An Event Apart: Using Flexible Boxes

by Luke Wroblewski August 9, 2011

In his Using Flexible Boxes presentation at An Event Apart in Minneapolis, MN 2011 Eric Meyer outlined how you can start using the CSS flex-box specification now and how to take into account the limitations & inconsistencies that currently exist when you do so. Here are my notes from his talk:

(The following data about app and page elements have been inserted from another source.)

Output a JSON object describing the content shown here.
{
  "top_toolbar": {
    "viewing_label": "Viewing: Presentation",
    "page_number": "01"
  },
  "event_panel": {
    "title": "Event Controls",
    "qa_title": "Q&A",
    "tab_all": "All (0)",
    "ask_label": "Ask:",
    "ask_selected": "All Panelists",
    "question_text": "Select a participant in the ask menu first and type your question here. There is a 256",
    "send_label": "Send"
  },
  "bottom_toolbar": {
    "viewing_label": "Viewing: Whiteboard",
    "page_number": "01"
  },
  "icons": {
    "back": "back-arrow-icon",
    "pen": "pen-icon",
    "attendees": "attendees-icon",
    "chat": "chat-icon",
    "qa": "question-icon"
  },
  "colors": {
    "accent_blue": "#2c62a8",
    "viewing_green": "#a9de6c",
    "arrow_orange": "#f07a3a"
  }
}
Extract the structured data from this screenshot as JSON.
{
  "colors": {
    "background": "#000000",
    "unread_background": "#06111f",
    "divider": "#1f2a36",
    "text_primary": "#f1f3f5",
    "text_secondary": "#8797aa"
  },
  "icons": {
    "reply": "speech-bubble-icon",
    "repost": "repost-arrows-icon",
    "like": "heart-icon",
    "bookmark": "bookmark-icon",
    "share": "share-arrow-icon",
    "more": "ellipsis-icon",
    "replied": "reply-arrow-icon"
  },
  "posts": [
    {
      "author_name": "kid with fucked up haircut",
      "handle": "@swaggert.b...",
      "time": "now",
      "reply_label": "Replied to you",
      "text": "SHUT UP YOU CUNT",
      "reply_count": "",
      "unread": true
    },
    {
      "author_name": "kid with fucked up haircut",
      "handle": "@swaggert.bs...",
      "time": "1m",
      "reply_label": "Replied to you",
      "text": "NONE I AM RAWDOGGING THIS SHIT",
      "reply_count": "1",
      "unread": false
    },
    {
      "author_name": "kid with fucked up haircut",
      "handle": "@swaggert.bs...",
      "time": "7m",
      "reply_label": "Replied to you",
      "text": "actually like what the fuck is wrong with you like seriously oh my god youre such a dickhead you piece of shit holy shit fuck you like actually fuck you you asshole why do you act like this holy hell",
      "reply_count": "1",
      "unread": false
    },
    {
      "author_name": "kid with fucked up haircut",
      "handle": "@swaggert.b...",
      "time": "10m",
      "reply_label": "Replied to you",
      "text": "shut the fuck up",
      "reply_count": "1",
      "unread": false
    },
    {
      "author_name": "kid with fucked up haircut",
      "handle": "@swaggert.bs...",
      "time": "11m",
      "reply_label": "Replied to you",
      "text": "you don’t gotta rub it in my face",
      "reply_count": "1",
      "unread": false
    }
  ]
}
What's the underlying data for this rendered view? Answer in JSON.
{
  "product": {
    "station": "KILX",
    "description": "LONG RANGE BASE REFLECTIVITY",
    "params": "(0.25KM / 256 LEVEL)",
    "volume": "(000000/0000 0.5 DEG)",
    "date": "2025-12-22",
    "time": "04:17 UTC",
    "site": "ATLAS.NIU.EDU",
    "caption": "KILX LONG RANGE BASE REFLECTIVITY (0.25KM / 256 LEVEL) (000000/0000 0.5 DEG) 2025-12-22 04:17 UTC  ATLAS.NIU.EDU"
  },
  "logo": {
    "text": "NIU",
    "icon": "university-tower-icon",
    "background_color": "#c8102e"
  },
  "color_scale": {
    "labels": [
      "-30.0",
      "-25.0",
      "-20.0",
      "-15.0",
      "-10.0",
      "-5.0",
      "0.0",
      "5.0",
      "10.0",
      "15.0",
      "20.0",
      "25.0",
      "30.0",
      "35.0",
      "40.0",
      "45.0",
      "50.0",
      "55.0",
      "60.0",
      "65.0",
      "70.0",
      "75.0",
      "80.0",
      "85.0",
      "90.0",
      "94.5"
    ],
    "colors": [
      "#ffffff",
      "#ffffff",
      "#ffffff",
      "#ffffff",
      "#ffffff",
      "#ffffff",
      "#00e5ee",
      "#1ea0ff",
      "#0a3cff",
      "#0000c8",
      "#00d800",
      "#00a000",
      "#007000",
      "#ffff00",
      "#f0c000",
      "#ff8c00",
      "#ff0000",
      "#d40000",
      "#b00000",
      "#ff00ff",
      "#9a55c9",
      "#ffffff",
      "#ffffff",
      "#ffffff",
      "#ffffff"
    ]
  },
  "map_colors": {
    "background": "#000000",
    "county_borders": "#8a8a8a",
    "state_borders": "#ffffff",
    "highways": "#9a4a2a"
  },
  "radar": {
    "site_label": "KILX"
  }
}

  • Flexible boxes are something that you can add to your toolkit now. Thanks to browser support this is more possible than you think.
  • Browsers currently support the 2009 specification. There are ways to apply flex boxes now and account for browsers that don't support flex boxes.
  • Setting an element to display:box sets it's children to flexible boxes. Not their children.
  • Changing the display style to “box” moves you into flex-box layout mode. You need all the vendor prefixes to make it work. This looks kind of like creating a table row without table markup but it’s not really.
  • A set of list items with a display of "box" will have equal heights by default. If you set an element to display "box", all of the children become potentially flexible boxes as well.
  • Box-orient: horizontal or vertical sets how the flex boxes lay out.
  • Box-pack: center declared on the containing element centers boxes within the container. This is not implemented properly across all browsers (Gecko rendering engine has issues). WebKit seems to be more consistent (and right according to the spec) in how it applies flexible boxes.
  • When moving from a standard float-based layout to flex box –keep your margins, padding, etc.
  • One way flexible boxes are not like table cells: you can give them margins, which you can't apply to table cells.
  • Flexible boxes divide available space evenly among boxes but they apply this additional space to the exiting width of each box.
  • On the containing element (a list item within a list for example), setting box-flex: 1 makes it flexible. If you set two flexible boxes to 1 and one to 2, they divide the available space among them based on these ratios.
  • The box flex value is a number not an integer. The default is 0.0. Once you set to 1, the boxes flex to fill the available space within their container. If they were images, they would get stretched.
  • We live in fear of float-drop. If you go one pixel over in your row width, things can fall below the element. To take away the risk of overflow, apply margins to li + li in flex box layouts.
  • If the width of the margin box adds up to a value larger then the width of containing block, then flexible children shrink as much as necessary to prevent overflow.
  • With flex box layout, you have to be careful not to squish elements by mistake or stretch them to wide as they will not adapt properly in Gecko (currently).
  • Box-lines (which could fix this) is not supported by any browsers except Internet Explorer DR 10. So it's not ready for use yet.
  • Box-direction: reverse switches the order of an item list without effecting the source markup order. Apply this to the containing element. Also be aware that margins might be incorrect when you reverse the order.
  • Box-ordinal-group: allows you to reposition items in a container. The ordinal group order takes precedence over markup source order. Within each ordinal group, boxes are laid out in source order unless you set them otherwise using box-direction.
  • When using flex box for a 3-column layout, apply padding and margins to the center column to avoid layout issues. This also helps if you reverse order, as the elements can be pivoted around the center column.
  • Ordinal group allows you to reposition elements along the vertical axis. You can use this to place elements like a footer differently based on media queries.
  • What about old browsers? Opera (no support at all), FireFox 3, Safari 3, IE (pre 9). If you use flex-box, you can apply float in these browsers. But this doesn’t work in WebKit (no idea why. it could be a bug).
  • You can use media query screen and vendor-specific prefixes to unfloat things to fix layout in WebKit.
  • Sadly the entire flex-box specification is being re-written and uses a whole new system of syntax, values, etc. In the new system, there is no name collision in the 2011 specification. So you can use the 2009 specification now. Likely the 2009 specification will likely be supported for the next 5 years. FireFox uses flex-box for XUL layouts.
  • Pluses of flexible boxes: table-like layout associations, size changes based on container's size, source-independent ordering, fairly simple fallbacks to floats (or other layout techniques)
  • Minuses of flexible boxes: restricted (by browsers) to a single line, changes of size evenly distributed instead of scaled, some browser quirks, fallbacks require some grotty proprietary media querying